This sounds obvious and simple, but one of the most important things to consider is searching within an area that you really like and can imagine spending a lot of time. Make a list of location features that are important to you, and really zero in on searching in the locations that match the lifestyle you are hoping to create. Go on some Sunday drives around different towns to really capture the vibe.
One of the most important items to look out for is how the lot is zoned. This is the local authorities determination of how the land can be used. If you are planning to build multiple structures on one lot, for instance, you need to ensure the land is zoned to allow this ahead of time. Keep in mind that purchasing land at a cheap price, but is improperly zoned for the project you have in mind, will not end up being a bargain. It is highly unlikely that the zoning will be changed at a later date.

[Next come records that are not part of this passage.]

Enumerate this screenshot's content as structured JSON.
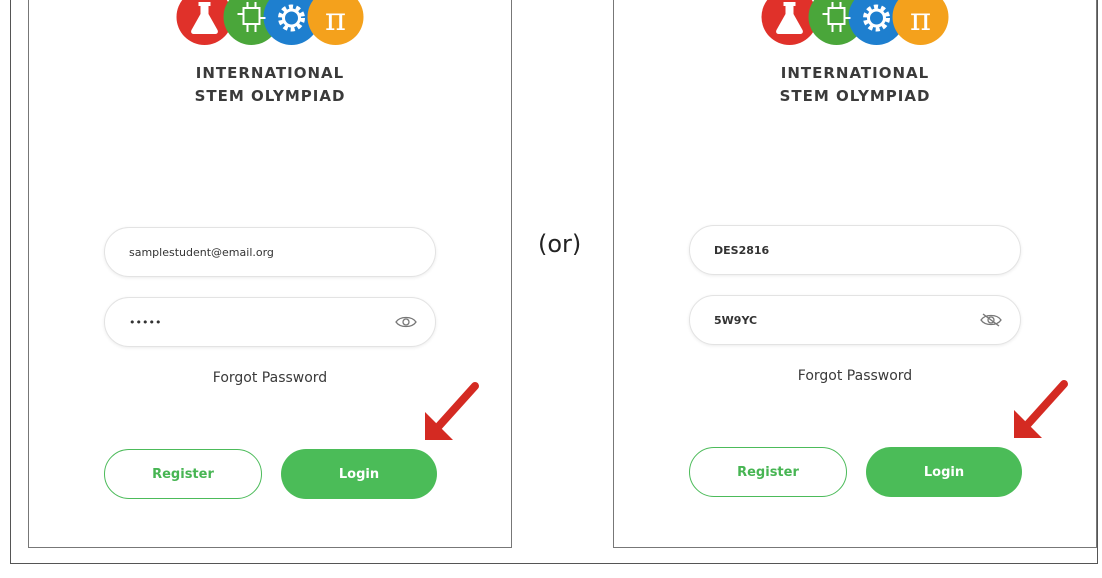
{
  "brand": {
    "line1": "INTERNATIONAL",
    "line2": "STEM OLYMPIAD",
    "logo_icons": [
      "flask-icon",
      "circuit-chip-icon",
      "gear-icon",
      "pi-icon"
    ],
    "logo_colors": [
      "#e0312a",
      "#4aa63a",
      "#1e7fcf",
      "#f4a11c"
    ]
  },
  "separator": "(or)",
  "left_form": {
    "email_value": "samplestudent@email.org",
    "password_value": "•••••",
    "password_icon": "eye-icon",
    "forgot_label": "Forgot Password",
    "register_label": "Register",
    "login_label": "Login"
  },
  "right_form": {
    "code_value": "DES2816",
    "password_value": "5W9YC",
    "password_icon": "eye-slash-icon",
    "forgot_label": "Forgot Password",
    "register_label": "Register",
    "login_label": "Login"
  },
  "colors": {
    "accent_green": "#4bbc58",
    "arrow_red": "#d42a22"
  }
}
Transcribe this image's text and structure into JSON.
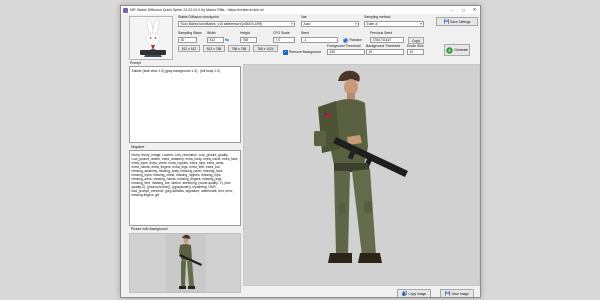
{
  "window": {
    "title": "MR Stable Diffusion Quick Sprite 24.02.04.0 by Mauro Rifla - https://mrsternn.itch.io/"
  },
  "checkpoint": {
    "label": "Stable Diffusion checkpoint",
    "value": "Toon Babes toonBabes_v10.safetensors [c5647c109f]"
  },
  "vae": {
    "label": "Vae",
    "value": "Auto"
  },
  "sampling_method": {
    "label": "Sampling method",
    "value": "Euler a"
  },
  "save_settings_label": "Save Settings",
  "sampling_steps": {
    "label": "Sampling Steps",
    "value": "30"
  },
  "width": {
    "label": "Width",
    "value": "512"
  },
  "height": {
    "label": "Height",
    "value": "768"
  },
  "cfg_scale": {
    "label": "CFG Scale",
    "value": "7.0"
  },
  "seed": {
    "label": "Seed",
    "value": "-1"
  },
  "random_label": "Random",
  "previous_seed": {
    "label": "Previous Seed",
    "value": "3784731627"
  },
  "copy_label": "Copy",
  "size_presets": [
    "512 x 512",
    "512 x 768",
    "768 x 768",
    "768 x 1024"
  ],
  "remove_background_label": "Remove Background",
  "foreground_threshold": {
    "label": "Foreground Threshold",
    "value": "240"
  },
  "background_threshold": {
    "label": "Background Threshold",
    "value": "10"
  },
  "erode_size": {
    "label": "Erode Size",
    "value": "10"
  },
  "generate_label": "Generate",
  "prompt": {
    "label": "Prompt",
    "text": "Soldier (side view 1.3) (gray background 1.3) . (full body 1.3)"
  },
  "negative": {
    "label": "Negative",
    "text": "blurry, blurry_image, Lowres, Low_resolution, Low_picture_quality, Low_picture_anime, extra_anatomy, extra_body, extra_navel, extra_face, extra_eyes, extra_chest, extra_nipples, extra_hips, extra_arms, extra_hands, extra_fingers, extra_legs, extra_feet, extra_toe, missing_anatomy, missing_body, missing_navel, missing_face, missing_eyes, missing_chest, missing_nipples, missing_hips, missing_arms, missing_hands, missing_fingers, missing_legs, missing_feet, missing_toe, sketch, sketching, (worst quality: 2), (low quality:2), ((monochrome)), ((grayscale)), inpainting, HDR, bad_prompt_version2, jpeg artifacts, signature, watermark, text, error, missing fingers, gif"
  },
  "picture_with_background_label": "Picture with Background",
  "copy_image_label": "Copy Image",
  "save_image_label": "Save Image",
  "colors": {
    "accent": "#1565c0",
    "generate_icon": "#2e9d3a",
    "preview_bg": "#d1d1d1"
  }
}
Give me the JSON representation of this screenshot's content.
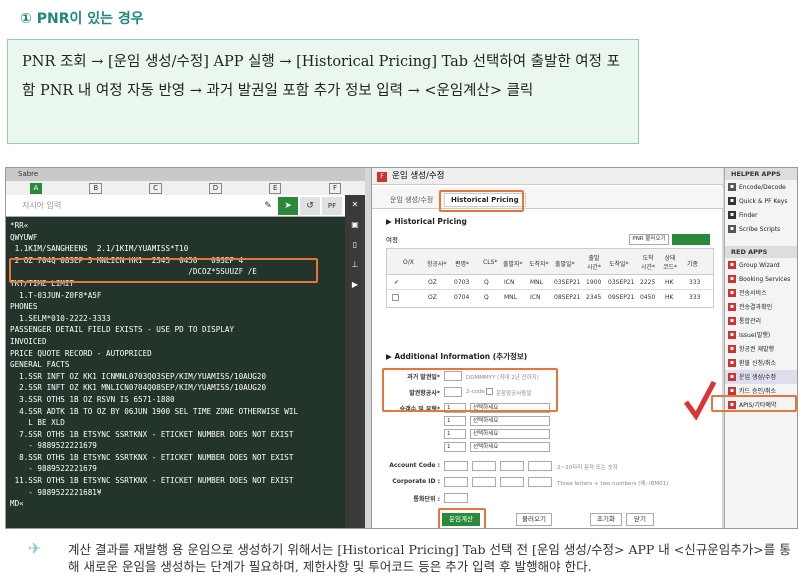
{
  "heading": "① PNR이 있는 경우",
  "info": "PNR 조회 → [운임 생성/수정] APP 실행 → [Historical Pricing] Tab 선택하여 출발한 여정 포함 PNR 내 여정 자동 반영 → 과거 발권일 포함 추가 정보 입력 → <운임계산> 클릭",
  "sabre": {
    "title": "Sabre",
    "tabs": [
      "A",
      "B",
      "C",
      "D",
      "E",
      "F"
    ],
    "input_placeholder": "지시어 입력",
    "btn_pf": "PF",
    "terminal": "*RR«\nQWYUWF\n 1.1KIM/SANGHEENS  2.1/1KIM/YUAMISS*T10\n 2 OZ 704Q 08SEP 3 MNLICN HK1  2345  0450   09SEP 4\n                                       /DCOZ*5SUUZF /E\nTKT/TIME LIMIT\n  1.T-03JUN-Z0F8*A5F\nPHONES\n  1.SELM*010-2222-3333\nPASSENGER DETAIL FIELD EXISTS - USE PD TO DISPLAY\nINVOICED\nPRICE QUOTE RECORD - AUTOPRICED\nGENERAL FACTS\n  1.SSR INFT OZ KK1 ICNMNL0703Q03SEP/KIM/YUAMISS/10AUG20\n  2.SSR INFT OZ KK1 MNLICN0704Q08SEP/KIM/YUAMISS/10AUG20\n  3.SSR OTHS 1B OZ RSVN IS 6571-1880\n  4.SSR ADTK 1B TO OZ BY 06JUN 1900 SEL TIME ZONE OTHERWISE WIL\n    L BE XLD\n  7.SSR OTHS 1B ETSYNC SSRTKNX - ETICKET NUMBER DOES NOT EXIST\n    - 9889522221679\n  8.SSR OTHS 1B ETSYNC SSRTKNX - ETICKET NUMBER DOES NOT EXIST\n    - 9889522221679\n 11.SSR OTHS 1B ETSYNC SSRTKNX - ETICKET NUMBER DOES NOT EXIST\n    - 9889522221681¥\nMD«"
  },
  "panel": {
    "title": "운임 생성/수정",
    "tab1": "운임 생성/수정",
    "tab2": "Historical Pricing",
    "section1": "▶ Historical Pricing",
    "itin_label": "여정",
    "pnr_btn": "PNR 불러오기",
    "columns": [
      "O/X",
      "항공사*",
      "편명*",
      "CLS*",
      "출발지*",
      "도착지*",
      "출발일*",
      "출발 시간*",
      "도착일*",
      "도착 시간*",
      "상태 코드*",
      "기종"
    ],
    "rows": [
      [
        "✔",
        "OZ",
        "0703",
        "Q",
        "ICN",
        "MNL",
        "03SEP21",
        "1900",
        "03SEP21",
        "2225",
        "HK",
        "333"
      ],
      [
        "",
        "OZ",
        "0704",
        "Q",
        "MNL",
        "ICN",
        "08SEP21",
        "2345",
        "09SEP21",
        "0450",
        "HK",
        "333"
      ]
    ],
    "section2": "▶ Additional Information (추가정보)",
    "issue_date_label": "과거 발권일*",
    "issue_date_hint": "DDMMMYY (최대 2년 전까지)",
    "airline_label": "발권항공사*",
    "airline_hint": "2-code",
    "airline_check": "운항항공사동일",
    "pax_label": "승객수 및 유형*",
    "pax_qty": "1",
    "pax_type": "선택하세요",
    "account_label": "Account Code :",
    "account_hint": "2~20자리 문자 또는 숫자",
    "corp_label": "Corporate ID :",
    "corp_hint": "Three letters + two numbers (예: IBM01)",
    "currency_label": "통화단위 :",
    "buttons": [
      "운임계산",
      "불러오기",
      "초기화",
      "닫기"
    ]
  },
  "helper": {
    "head1": "HELPER APPS",
    "apps1": [
      "Encode/Decode",
      "Quick & PF Keys",
      "Finder",
      "Scribe Scripts"
    ],
    "head2": "RED APPS",
    "apps2": [
      "Group Wizard",
      "Booking Services",
      "전송서비스",
      "전송결과확인",
      "통합관리",
      "Issue(발행)",
      "항공권 재발행",
      "환불 신청/취소",
      "운임 생성/수정",
      "카드 승인/취소",
      "APIS/기타예약"
    ]
  },
  "caption": "계산 결과를 재발행 용 운임으로 생성하기 위해서는 [Historical Pricing] Tab 선택 전 [운임 생성/수정> APP 내 <신규운임추가>를 통해 새로운 운임을 생성하는 단계가 필요하며, 제한사항 및 투어코드 등은 추가 입력 후 발행해야 한다.",
  "colors": {
    "accent": "#e8763a",
    "terminal_bg": "#23352b",
    "box_bg": "#eaf7ef",
    "heading": "#1f8a7a"
  }
}
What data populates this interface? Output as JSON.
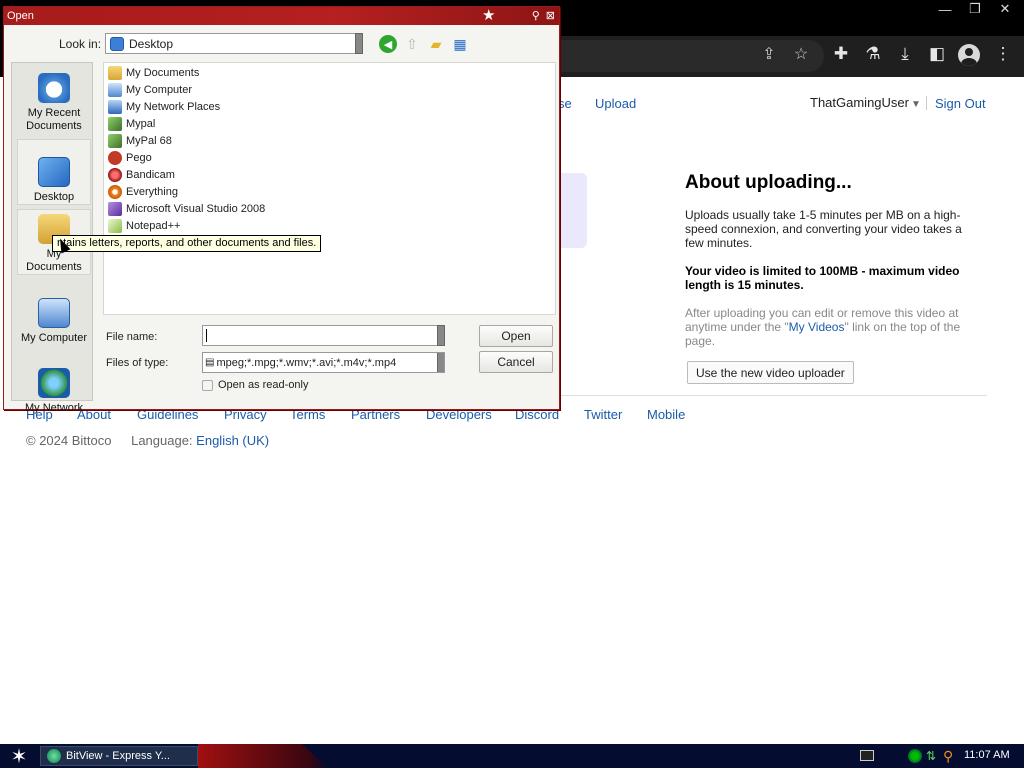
{
  "browser": {
    "window_controls": [
      "—",
      "❐",
      "✕"
    ]
  },
  "page": {
    "nav": {
      "browse": "se",
      "upload": "Upload",
      "user": "ThatGamingUser",
      "sign_out": "Sign Out"
    },
    "about": {
      "title": "About uploading...",
      "p1": "Uploads usually take 1-5 minutes per MB on a high-speed connexion, and converting your video takes a few minutes.",
      "p2": "Your video is limited to 100MB - maximum video length is 15 minutes.",
      "p3_before": "After uploading you can edit or remove this video at anytime under the \"",
      "p3_link": "My Videos",
      "p3_after": "\" link on the top of the page.",
      "new_uploader": "Use the new video uploader"
    },
    "footer": {
      "links": [
        "Help",
        "About",
        "Guidelines",
        "Privacy",
        "Terms",
        "Partners",
        "Developers",
        "Discord",
        "Twitter",
        "Mobile"
      ],
      "copyright": "© 2024 Bittoco",
      "language_label": "Language:",
      "language": "English (UK)"
    }
  },
  "dialog": {
    "title": "Open",
    "look_in_label": "Look in:",
    "look_in_value": "Desktop",
    "places": [
      "My Recent Documents",
      "Desktop",
      "My Documents",
      "My Computer",
      "My Network"
    ],
    "files": [
      "My Documents",
      "My Computer",
      "My Network Places",
      "Mypal",
      "MyPal 68",
      "Pego",
      "Bandicam",
      "Everything",
      "Microsoft Visual Studio 2008",
      "Notepad++"
    ],
    "file_name_label": "File name:",
    "file_name_value": "",
    "files_of_type_label": "Files of type:",
    "files_of_type_value": "mpeg;*.mpg;*.wmv;*.avi;*.m4v;*.mp4",
    "readonly_label": "Open as read-only",
    "open_button": "Open",
    "cancel_button": "Cancel",
    "tooltip": "ntains letters, reports, and other documents and files."
  },
  "taskbar": {
    "task_label": "BitView - Express Y...",
    "clock": "11:07 AM"
  }
}
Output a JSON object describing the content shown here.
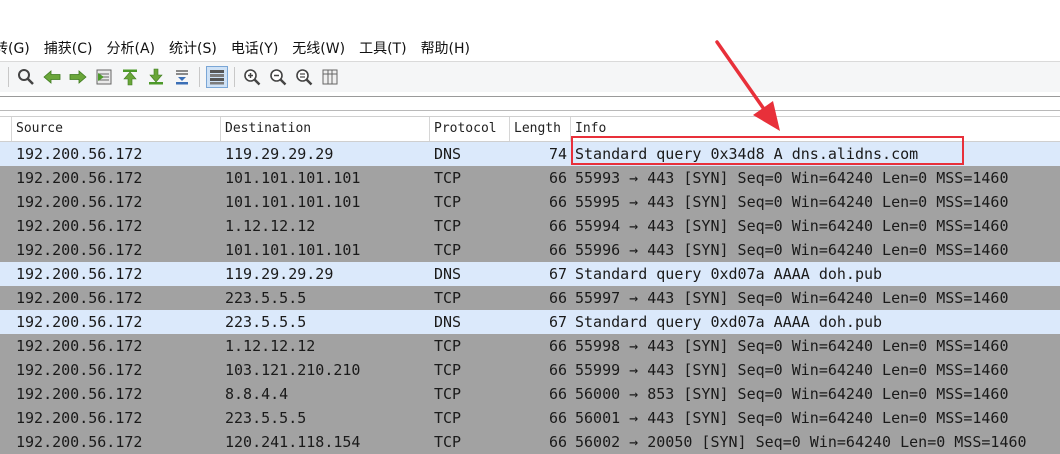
{
  "menu": [
    {
      "label": "转(G)"
    },
    {
      "label": "捕获(C)"
    },
    {
      "label": "分析(A)"
    },
    {
      "label": "统计(S)"
    },
    {
      "label": "电话(Y)"
    },
    {
      "label": "无线(W)"
    },
    {
      "label": "工具(T)"
    },
    {
      "label": "帮助(H)"
    }
  ],
  "toolbar": {
    "icons": [
      "find-packet-icon",
      "go-back-icon",
      "go-forward-icon",
      "go-to-packet-icon",
      "go-first-icon",
      "go-last-icon",
      "auto-scroll-icon",
      "colorize-icon",
      "zoom-in-icon",
      "zoom-out-icon",
      "zoom-normal-icon",
      "resize-columns-icon"
    ]
  },
  "columns": {
    "source": "Source",
    "destination": "Destination",
    "protocol": "Protocol",
    "length": "Length",
    "info": "Info"
  },
  "packets": [
    {
      "source": "192.200.56.172",
      "destination": "119.29.29.29",
      "protocol": "DNS",
      "length": "74",
      "info": "Standard query 0x34d8 A dns.alidns.com"
    },
    {
      "source": "192.200.56.172",
      "destination": "101.101.101.101",
      "protocol": "TCP",
      "length": "66",
      "info": "55993 → 443 [SYN] Seq=0 Win=64240 Len=0 MSS=1460"
    },
    {
      "source": "192.200.56.172",
      "destination": "101.101.101.101",
      "protocol": "TCP",
      "length": "66",
      "info": "55995 → 443 [SYN] Seq=0 Win=64240 Len=0 MSS=1460"
    },
    {
      "source": "192.200.56.172",
      "destination": "1.12.12.12",
      "protocol": "TCP",
      "length": "66",
      "info": "55994 → 443 [SYN] Seq=0 Win=64240 Len=0 MSS=1460"
    },
    {
      "source": "192.200.56.172",
      "destination": "101.101.101.101",
      "protocol": "TCP",
      "length": "66",
      "info": "55996 → 443 [SYN] Seq=0 Win=64240 Len=0 MSS=1460"
    },
    {
      "source": "192.200.56.172",
      "destination": "119.29.29.29",
      "protocol": "DNS",
      "length": "67",
      "info": "Standard query 0xd07a AAAA doh.pub"
    },
    {
      "source": "192.200.56.172",
      "destination": "223.5.5.5",
      "protocol": "TCP",
      "length": "66",
      "info": "55997 → 443 [SYN] Seq=0 Win=64240 Len=0 MSS=1460"
    },
    {
      "source": "192.200.56.172",
      "destination": "223.5.5.5",
      "protocol": "DNS",
      "length": "67",
      "info": "Standard query 0xd07a AAAA doh.pub"
    },
    {
      "source": "192.200.56.172",
      "destination": "1.12.12.12",
      "protocol": "TCP",
      "length": "66",
      "info": "55998 → 443 [SYN] Seq=0 Win=64240 Len=0 MSS=1460"
    },
    {
      "source": "192.200.56.172",
      "destination": "103.121.210.210",
      "protocol": "TCP",
      "length": "66",
      "info": "55999 → 443 [SYN] Seq=0 Win=64240 Len=0 MSS=1460"
    },
    {
      "source": "192.200.56.172",
      "destination": "8.8.4.4",
      "protocol": "TCP",
      "length": "66",
      "info": "56000 → 853 [SYN] Seq=0 Win=64240 Len=0 MSS=1460"
    },
    {
      "source": "192.200.56.172",
      "destination": "223.5.5.5",
      "protocol": "TCP",
      "length": "66",
      "info": "56001 → 443 [SYN] Seq=0 Win=64240 Len=0 MSS=1460"
    },
    {
      "source": "192.200.56.172",
      "destination": "120.241.118.154",
      "protocol": "TCP",
      "length": "66",
      "info": "56002 → 20050 [SYN] Seq=0 Win=64240 Len=0 MSS=1460"
    }
  ],
  "colors": {
    "dns_row": "#dbe9fb",
    "tcp_row": "#a2a2a2",
    "annotation": "#e8303a"
  }
}
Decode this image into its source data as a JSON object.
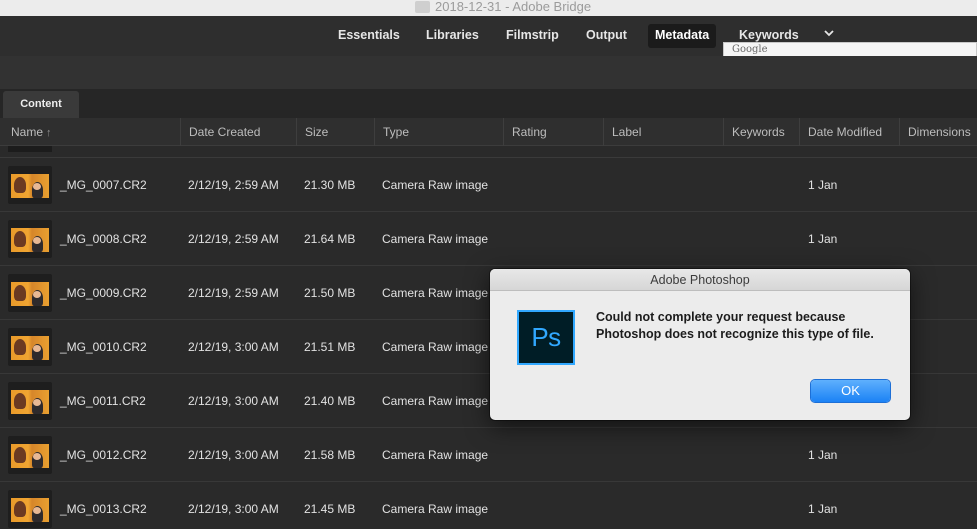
{
  "window": {
    "title": "2018-12-31 - Adobe Bridge"
  },
  "workspaces": [
    {
      "label": "Essentials",
      "active": false
    },
    {
      "label": "Libraries",
      "active": false
    },
    {
      "label": "Filmstrip",
      "active": false
    },
    {
      "label": "Output",
      "active": false
    },
    {
      "label": "Metadata",
      "active": true
    },
    {
      "label": "Keywords",
      "active": false
    }
  ],
  "workspace_more_icon": "chevron-down-icon",
  "google_popup": {
    "text": "Google"
  },
  "panel": {
    "tab": "Content"
  },
  "columns": {
    "name": "Name",
    "date_created": "Date Created",
    "size": "Size",
    "type": "Type",
    "rating": "Rating",
    "label": "Label",
    "keywords": "Keywords",
    "date_modified": "Date Modified",
    "dimensions": "Dimensions"
  },
  "sort_icon": "sort-ascending-arrow-icon",
  "files": [
    {
      "name": "_MG_0007.CR2",
      "date_created": "2/12/19, 2:59 AM",
      "size": "21.30 MB",
      "type": "Camera Raw image",
      "date_modified": "1 Jan"
    },
    {
      "name": "_MG_0008.CR2",
      "date_created": "2/12/19, 2:59 AM",
      "size": "21.64 MB",
      "type": "Camera Raw image",
      "date_modified": "1 Jan"
    },
    {
      "name": "_MG_0009.CR2",
      "date_created": "2/12/19, 2:59 AM",
      "size": "21.50 MB",
      "type": "Camera Raw image",
      "date_modified": ""
    },
    {
      "name": "_MG_0010.CR2",
      "date_created": "2/12/19, 3:00 AM",
      "size": "21.51 MB",
      "type": "Camera Raw image",
      "date_modified": ""
    },
    {
      "name": "_MG_0011.CR2",
      "date_created": "2/12/19, 3:00 AM",
      "size": "21.40 MB",
      "type": "Camera Raw image",
      "date_modified": ""
    },
    {
      "name": "_MG_0012.CR2",
      "date_created": "2/12/19, 3:00 AM",
      "size": "21.58 MB",
      "type": "Camera Raw image",
      "date_modified": "1 Jan"
    },
    {
      "name": "_MG_0013.CR2",
      "date_created": "2/12/19, 3:00 AM",
      "size": "21.45 MB",
      "type": "Camera Raw image",
      "date_modified": "1 Jan"
    }
  ],
  "dialog": {
    "title": "Adobe Photoshop",
    "logo_text": "Ps",
    "message": "Could not complete your request because Photoshop does not recognize this type of file.",
    "ok_label": "OK"
  },
  "colors": {
    "ps_logo_bg": "#001d26",
    "ps_logo_accent": "#31a8ff",
    "ok_button": "#1b82f5"
  }
}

If your appetite for a large project is relatively light, you may want to search for land that already has utilities hooked up — including electric, water, and septic. These will be the more expensive “build-ready” listings. In many cases, though, the land will be “raw” with limited or no utilities. Part of your due diligence will be to work with an engineer to find out how much it will cost to run these utilities. This should also be factored into your overall land acquisition budget.
Another consideration when searching for raw land parcels – and even some not so raw – is how much site preparation will be needed to prepare for a build. Clearing and grading the land can add some significant costs to the budget, and often you may also need to have a new driveway or access road cut in as well. The costs for this vary greatly depending upon the specific conditions of the land.
Based on the existing infrastructure, you will either need a “land loan” (just for the raw land) or a “lot loan” (some of the elements are in place, such as a building permit, survey or utilities). These rates may be a bit higher since these loans are often considered risky by lenders. If you have the ability to pay for this loan in cash, that can ease your follow-on financing, such as the construction loan and convertible mortgage loan.
*We will cover more financing information in a future post